Friday, 17 February 2017
THINGS FALL APART, THE CEILING CANNOT HOLD...
Professor Gloom has trouble getting out of bed - well, he would have if I didn't yank the duvet off while simultaneously yelling GOOD Morning! in his ear. This is usually enough; there are harsher methods, involving iced water, cattle prods, etc, but one doesn't want to use them unnecessarily.
The other morning, I had no sooner whipped off the covers than there was a horrendous crashing noise and a large section of our ceiling fell down. I've never seen a man get out of bed faster.
The amazing thing was that once the dust cleared enough for us to start sifting through the rubble and plaster, we discovered - grimy but intact - my phone, as well as a still-functioning radio and hair-dryer, and three bottles of perfume whose combined cost suggests that perfume manufacturing is a good line to be in. All the framed photos were smashed to smithereens and the chest of drawers that took the direct hit looks a bit distressed, but what's really worrying is what's been exposed. I know this is an old house, but wattle and daub?
while Clementina will be found clinging to a branch, looking

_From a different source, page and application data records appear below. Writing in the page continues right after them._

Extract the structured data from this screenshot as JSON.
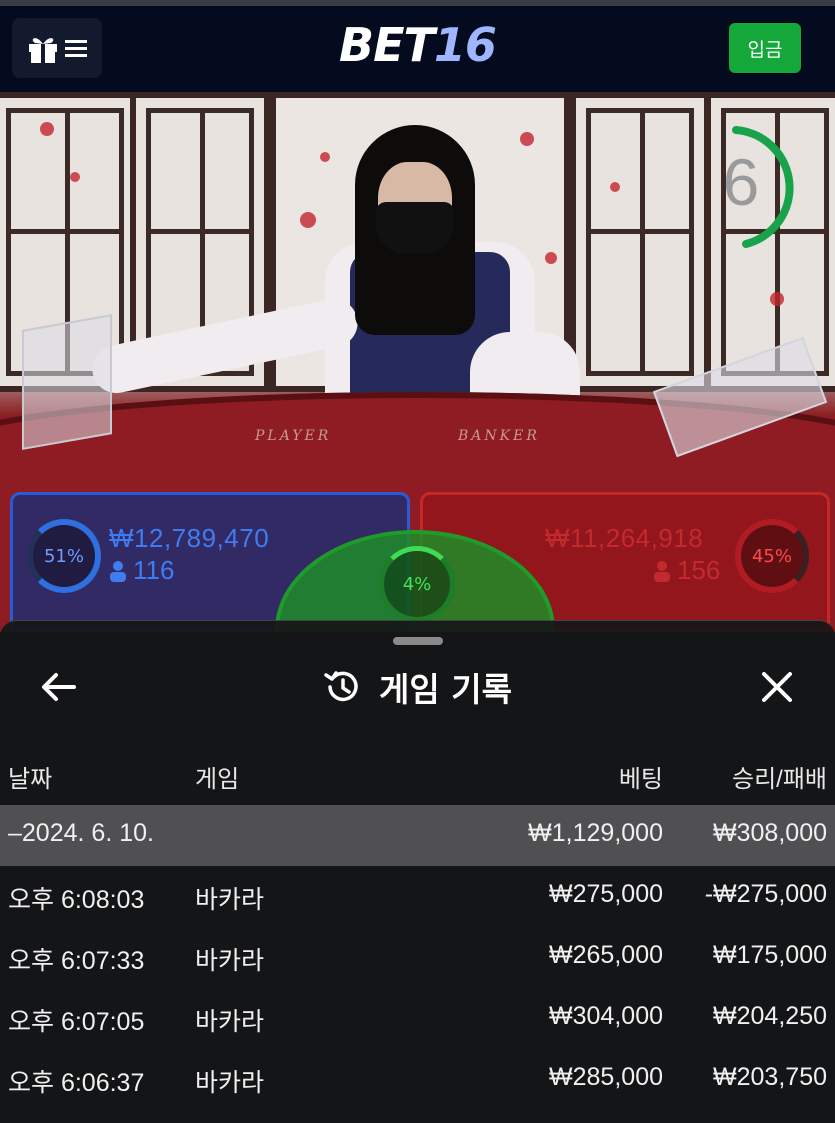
{
  "header": {
    "logo_part1": "BET",
    "logo_part2": "16",
    "deposit_label": "입금"
  },
  "stream": {
    "timer": "6",
    "felt_player": "PLAYER",
    "felt_banker": "BANKER"
  },
  "bets": {
    "player": {
      "percent": "51%",
      "amount": "₩12,789,470",
      "count": "116"
    },
    "tie": {
      "percent": "4%"
    },
    "banker": {
      "percent": "45%",
      "amount": "₩11,264,918",
      "count": "156"
    }
  },
  "sheet": {
    "title": "게임 기록",
    "columns": {
      "date": "날짜",
      "game": "게임",
      "bet": "베팅",
      "winloss": "승리/패배"
    },
    "group": {
      "date": "–2024. 6. 10.",
      "bet": "₩1,129,000",
      "winloss": "₩308,000"
    },
    "rows": [
      {
        "time": "오후 6:08:03",
        "game": "바카라",
        "bet": "₩275,000",
        "winloss": "-₩275,000"
      },
      {
        "time": "오후 6:07:33",
        "game": "바카라",
        "bet": "₩265,000",
        "winloss": "₩175,000"
      },
      {
        "time": "오후 6:07:05",
        "game": "바카라",
        "bet": "₩304,000",
        "winloss": "₩204,250"
      },
      {
        "time": "오후 6:06:37",
        "game": "바카라",
        "bet": "₩285,000",
        "winloss": "₩203,750"
      }
    ]
  },
  "colors": {
    "header_bg": "#050b1f",
    "deposit_green": "#14a83a",
    "player_blue": "#2f6fe0",
    "banker_red": "#c62828",
    "tie_green": "#1e9b2b"
  }
}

Anyway, this particular mishap reminded me of the incident in J.P.Donleavy's The Ginger Man when the appalling Sebastian Dangerfield's wife goes crashing through the ceiling of the room below while sitting on the lavatory. I remember laughing like a drain. And there was an incident in my childhood when a friend of my brother's was dared to walk the attic beams and crashed through the ceiling to land beside my surprised mother who was having an afternoon nap on her bed.
For true, clutch-your-ribs, uproarious anarchy though, you need to turn to children's books. Roald Dahl, Pippi Longstocking, Kay Thompson's glorious Eloise who lives, and creates havoc, at the Plaza Hotel. But for me, scruffy head and shoulders above them all is William Brown: the best-intentioned, blithest and most lawless child that ever caused mayhem in the adult world.

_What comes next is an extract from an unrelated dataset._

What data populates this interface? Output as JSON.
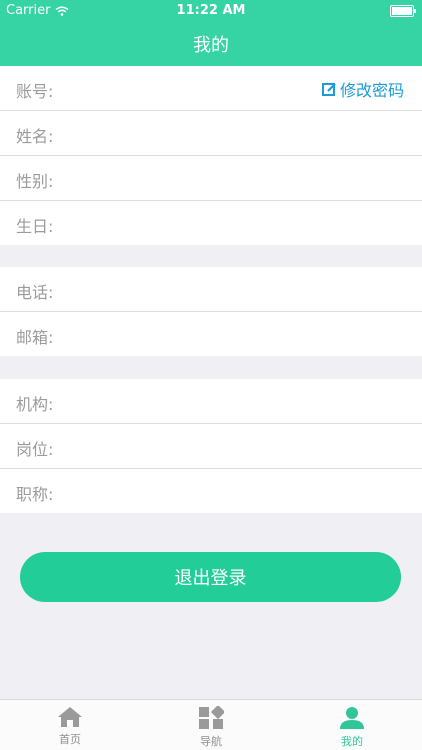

Richmal Crompton created William between the wars, in the gap between the clouds of horror building on the horizon; William cheered my father up, he cheered my children, he cheered me as a child, and he cheers me now. He even cheers Professor Gloom. So when the roof caves in or the future looks too grim to contemplate - which is seems to do quite a lot these days - you could do worse than spend an hour or two with William Brown.